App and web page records
* * * * *

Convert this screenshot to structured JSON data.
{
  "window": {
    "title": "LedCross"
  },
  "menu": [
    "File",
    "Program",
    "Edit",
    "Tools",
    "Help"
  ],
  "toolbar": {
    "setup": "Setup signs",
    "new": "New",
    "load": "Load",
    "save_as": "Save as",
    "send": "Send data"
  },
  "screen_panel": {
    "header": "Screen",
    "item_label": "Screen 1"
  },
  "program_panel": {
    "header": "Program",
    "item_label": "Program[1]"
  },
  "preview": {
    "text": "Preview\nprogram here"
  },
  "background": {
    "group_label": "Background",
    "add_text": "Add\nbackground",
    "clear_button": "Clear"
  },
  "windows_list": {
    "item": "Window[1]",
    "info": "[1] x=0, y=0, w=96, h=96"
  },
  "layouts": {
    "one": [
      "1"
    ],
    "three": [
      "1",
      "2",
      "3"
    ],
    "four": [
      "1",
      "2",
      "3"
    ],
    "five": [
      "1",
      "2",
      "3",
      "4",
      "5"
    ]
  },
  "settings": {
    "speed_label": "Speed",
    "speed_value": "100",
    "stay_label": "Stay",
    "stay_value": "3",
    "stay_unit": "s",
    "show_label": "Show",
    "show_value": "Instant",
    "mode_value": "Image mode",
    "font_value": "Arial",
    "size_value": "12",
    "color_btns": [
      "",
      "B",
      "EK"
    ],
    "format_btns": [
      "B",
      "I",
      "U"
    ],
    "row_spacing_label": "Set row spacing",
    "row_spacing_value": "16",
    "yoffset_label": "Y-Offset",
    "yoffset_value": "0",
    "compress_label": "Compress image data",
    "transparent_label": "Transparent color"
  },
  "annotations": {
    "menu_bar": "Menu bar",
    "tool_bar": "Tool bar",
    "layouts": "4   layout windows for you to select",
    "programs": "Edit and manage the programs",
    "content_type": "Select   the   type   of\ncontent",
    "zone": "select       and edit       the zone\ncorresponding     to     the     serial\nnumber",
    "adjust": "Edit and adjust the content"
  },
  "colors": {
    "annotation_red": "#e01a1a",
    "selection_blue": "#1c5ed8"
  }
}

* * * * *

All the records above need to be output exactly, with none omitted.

Convert this screenshot to structured JSON data.
{
  "window": {
    "title": "LedCross"
  },
  "menu": [
    "File",
    "Program",
    "Edit",
    "Tools",
    "Help"
  ],
  "toolbar": {
    "setup": "Setup signs",
    "new": "New",
    "load": "Load",
    "save_as": "Save as",
    "send": "Send data"
  },
  "screen_panel": {
    "header": "Screen",
    "item_label": "Screen 1"
  },
  "program_panel": {
    "header": "Program",
    "item_label": "Program[1]"
  },
  "preview": {
    "text": "Preview\nprogram here"
  },
  "background": {
    "group_label": "Background",
    "add_text": "Add\nbackground",
    "clear_button": "Clear"
  },
  "windows_list": {
    "item": "Window[1]",
    "info": "[1] x=0, y=0, w=96, h=96"
  },
  "layouts": {
    "one": [
      "1"
    ],
    "three": [
      "1",
      "2",
      "3"
    ],
    "four": [
      "1",
      "2",
      "3"
    ],
    "five": [
      "1",
      "2",
      "3",
      "4",
      "5"
    ]
  },
  "settings": {
    "speed_label": "Speed",
    "speed_value": "100",
    "stay_label": "Stay",
    "stay_value": "3",
    "stay_unit": "s",
    "show_label": "Show",
    "show_value": "Instant",
    "mode_value": "Image mode",
    "font_value": "Arial",
    "size_value": "12",
    "color_btns": [
      "",
      "B",
      "EK"
    ],
    "format_btns": [
      "B",
      "I",
      "U"
    ],
    "row_spacing_label": "Set row spacing",
    "row_spacing_value": "16",
    "yoffset_label": "Y-Offset",
    "yoffset_value": "0",
    "compress_label": "Compress image data",
    "transparent_label": "Transparent color"
  },
  "annotations": {
    "menu_bar": "Menu bar",
    "tool_bar": "Tool bar",
    "layouts": "4   layout windows for you to select",
    "programs": "Edit and manage the programs",
    "content_type": "Select   the   type   of\ncontent",
    "zone": "select       and edit       the zone\ncorresponding     to     the     serial\nnumber",
    "adjust": "Edit and adjust the content"
  },
  "colors": {
    "annotation_red": "#e01a1a",
    "selection_blue": "#1c5ed8"
  }
}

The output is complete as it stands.